(Source data)
________________________
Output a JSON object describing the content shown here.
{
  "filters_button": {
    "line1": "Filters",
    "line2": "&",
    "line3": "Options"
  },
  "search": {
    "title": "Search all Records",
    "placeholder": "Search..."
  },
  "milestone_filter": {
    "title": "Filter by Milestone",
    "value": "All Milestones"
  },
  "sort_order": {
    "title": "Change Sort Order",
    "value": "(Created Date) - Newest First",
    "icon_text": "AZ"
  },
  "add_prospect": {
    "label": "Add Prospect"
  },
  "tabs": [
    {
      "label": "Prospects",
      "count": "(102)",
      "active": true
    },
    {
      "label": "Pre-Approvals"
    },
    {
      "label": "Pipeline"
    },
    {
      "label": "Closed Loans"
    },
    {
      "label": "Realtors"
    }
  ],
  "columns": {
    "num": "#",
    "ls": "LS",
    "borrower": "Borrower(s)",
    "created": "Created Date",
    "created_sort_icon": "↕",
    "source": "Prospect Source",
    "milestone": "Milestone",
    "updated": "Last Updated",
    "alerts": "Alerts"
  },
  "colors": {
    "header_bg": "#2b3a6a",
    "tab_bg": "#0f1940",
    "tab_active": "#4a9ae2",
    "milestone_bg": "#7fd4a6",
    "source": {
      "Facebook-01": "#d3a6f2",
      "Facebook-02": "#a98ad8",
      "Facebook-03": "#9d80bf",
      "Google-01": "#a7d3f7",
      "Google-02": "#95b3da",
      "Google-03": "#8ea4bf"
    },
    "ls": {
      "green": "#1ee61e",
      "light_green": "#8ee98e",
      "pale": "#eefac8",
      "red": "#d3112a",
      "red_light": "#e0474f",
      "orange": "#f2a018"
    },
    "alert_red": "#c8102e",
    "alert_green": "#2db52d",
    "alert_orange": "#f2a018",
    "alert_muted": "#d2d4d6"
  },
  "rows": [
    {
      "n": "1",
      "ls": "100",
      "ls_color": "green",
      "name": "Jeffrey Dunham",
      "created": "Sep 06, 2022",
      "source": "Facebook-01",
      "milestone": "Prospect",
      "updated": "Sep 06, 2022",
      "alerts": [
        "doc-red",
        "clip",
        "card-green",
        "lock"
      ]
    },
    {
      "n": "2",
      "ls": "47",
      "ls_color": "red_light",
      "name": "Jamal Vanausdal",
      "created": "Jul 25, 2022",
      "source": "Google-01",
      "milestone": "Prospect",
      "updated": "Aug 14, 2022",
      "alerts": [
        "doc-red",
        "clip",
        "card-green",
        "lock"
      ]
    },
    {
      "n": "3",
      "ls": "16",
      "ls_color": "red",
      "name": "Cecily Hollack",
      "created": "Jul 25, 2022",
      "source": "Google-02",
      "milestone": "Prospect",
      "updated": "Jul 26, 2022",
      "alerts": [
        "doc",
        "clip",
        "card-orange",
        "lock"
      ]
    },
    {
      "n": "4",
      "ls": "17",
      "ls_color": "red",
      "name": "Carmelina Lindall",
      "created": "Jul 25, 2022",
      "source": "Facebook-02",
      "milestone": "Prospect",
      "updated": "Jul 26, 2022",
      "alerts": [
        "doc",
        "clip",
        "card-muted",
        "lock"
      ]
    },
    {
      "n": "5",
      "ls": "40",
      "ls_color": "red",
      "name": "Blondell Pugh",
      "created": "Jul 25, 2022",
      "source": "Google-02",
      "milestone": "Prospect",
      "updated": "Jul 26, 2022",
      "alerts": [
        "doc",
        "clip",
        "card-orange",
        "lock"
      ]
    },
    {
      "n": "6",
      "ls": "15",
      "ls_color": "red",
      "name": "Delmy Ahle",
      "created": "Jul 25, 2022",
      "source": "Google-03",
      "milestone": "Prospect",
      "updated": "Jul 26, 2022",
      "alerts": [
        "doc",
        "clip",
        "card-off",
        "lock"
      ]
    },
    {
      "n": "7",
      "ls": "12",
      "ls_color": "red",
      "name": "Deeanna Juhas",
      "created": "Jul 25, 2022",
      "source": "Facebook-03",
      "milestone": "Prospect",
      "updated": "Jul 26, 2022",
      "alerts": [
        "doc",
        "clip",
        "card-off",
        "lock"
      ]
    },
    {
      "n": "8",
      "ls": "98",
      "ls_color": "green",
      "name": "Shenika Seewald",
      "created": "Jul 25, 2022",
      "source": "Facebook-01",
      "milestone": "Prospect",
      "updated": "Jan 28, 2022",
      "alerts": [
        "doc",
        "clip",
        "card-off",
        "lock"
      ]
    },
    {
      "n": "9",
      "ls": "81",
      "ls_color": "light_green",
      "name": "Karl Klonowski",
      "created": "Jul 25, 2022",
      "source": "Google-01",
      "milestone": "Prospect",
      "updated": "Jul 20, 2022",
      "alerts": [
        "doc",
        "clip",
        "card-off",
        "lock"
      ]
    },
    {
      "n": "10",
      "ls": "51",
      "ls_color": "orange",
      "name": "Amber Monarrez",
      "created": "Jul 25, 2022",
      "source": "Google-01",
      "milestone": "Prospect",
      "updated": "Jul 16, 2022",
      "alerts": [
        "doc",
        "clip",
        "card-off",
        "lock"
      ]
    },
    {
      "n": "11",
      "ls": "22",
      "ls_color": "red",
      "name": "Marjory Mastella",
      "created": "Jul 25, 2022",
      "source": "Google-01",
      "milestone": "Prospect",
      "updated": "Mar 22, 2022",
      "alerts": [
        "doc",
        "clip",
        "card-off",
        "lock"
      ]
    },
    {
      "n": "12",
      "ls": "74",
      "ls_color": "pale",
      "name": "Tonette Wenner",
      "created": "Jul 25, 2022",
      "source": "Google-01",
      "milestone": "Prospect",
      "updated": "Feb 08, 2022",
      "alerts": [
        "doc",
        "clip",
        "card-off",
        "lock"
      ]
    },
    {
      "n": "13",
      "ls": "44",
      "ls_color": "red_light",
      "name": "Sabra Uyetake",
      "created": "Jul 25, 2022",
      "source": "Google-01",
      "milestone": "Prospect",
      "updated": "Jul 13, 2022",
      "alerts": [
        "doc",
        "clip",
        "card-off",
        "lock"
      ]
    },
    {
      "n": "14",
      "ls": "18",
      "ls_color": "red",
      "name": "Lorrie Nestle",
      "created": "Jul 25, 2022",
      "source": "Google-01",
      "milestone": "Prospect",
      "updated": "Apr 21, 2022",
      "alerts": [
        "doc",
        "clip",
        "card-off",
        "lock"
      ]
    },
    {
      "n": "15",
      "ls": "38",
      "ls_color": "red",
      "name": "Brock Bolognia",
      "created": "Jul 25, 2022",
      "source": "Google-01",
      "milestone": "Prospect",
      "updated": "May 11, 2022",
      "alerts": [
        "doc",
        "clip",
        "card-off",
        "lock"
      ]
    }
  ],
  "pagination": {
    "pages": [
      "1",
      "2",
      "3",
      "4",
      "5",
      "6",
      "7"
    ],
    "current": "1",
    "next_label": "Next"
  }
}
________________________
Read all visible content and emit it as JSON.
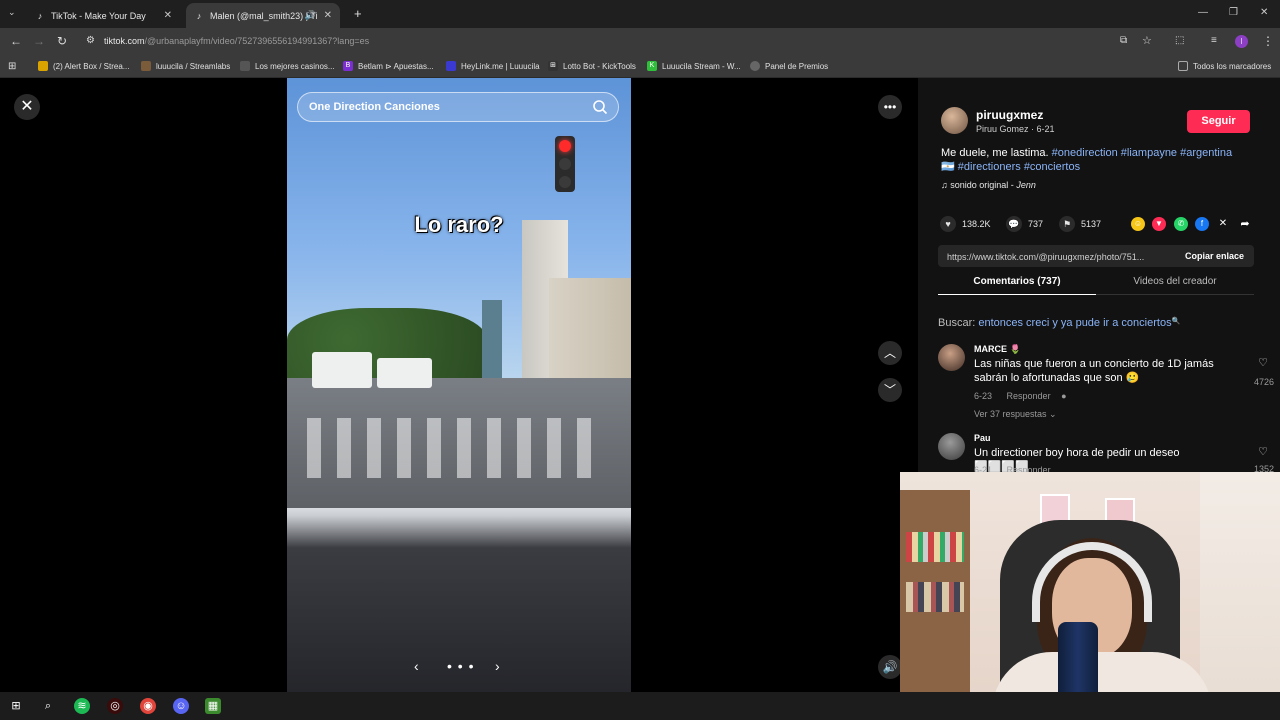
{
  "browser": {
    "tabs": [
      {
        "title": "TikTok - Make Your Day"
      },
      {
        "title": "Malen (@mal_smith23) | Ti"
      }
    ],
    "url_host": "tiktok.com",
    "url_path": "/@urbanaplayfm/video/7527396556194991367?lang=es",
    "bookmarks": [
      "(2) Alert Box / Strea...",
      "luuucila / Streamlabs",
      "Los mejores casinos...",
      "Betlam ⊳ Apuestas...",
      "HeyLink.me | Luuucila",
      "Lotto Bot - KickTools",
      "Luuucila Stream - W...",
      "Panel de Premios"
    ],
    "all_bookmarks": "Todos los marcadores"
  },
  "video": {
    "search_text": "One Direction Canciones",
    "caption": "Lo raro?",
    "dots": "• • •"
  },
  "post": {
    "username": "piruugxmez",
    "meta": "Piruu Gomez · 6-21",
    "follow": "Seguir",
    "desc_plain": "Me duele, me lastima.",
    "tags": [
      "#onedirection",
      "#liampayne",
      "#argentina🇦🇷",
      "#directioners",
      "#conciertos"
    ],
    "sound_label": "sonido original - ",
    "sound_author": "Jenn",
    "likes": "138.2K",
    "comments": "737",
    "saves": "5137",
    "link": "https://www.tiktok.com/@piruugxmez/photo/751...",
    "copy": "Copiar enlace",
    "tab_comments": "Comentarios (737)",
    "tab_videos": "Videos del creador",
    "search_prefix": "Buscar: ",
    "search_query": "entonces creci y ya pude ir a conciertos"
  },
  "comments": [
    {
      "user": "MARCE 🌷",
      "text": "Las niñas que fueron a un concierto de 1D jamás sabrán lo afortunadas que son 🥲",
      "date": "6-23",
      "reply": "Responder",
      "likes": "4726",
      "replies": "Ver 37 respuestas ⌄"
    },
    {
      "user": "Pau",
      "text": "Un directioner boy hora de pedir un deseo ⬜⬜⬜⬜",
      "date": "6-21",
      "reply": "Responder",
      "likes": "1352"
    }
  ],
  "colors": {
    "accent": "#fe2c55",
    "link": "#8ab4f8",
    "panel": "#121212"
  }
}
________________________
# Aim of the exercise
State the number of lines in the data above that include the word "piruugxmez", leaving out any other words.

# Output of the task
2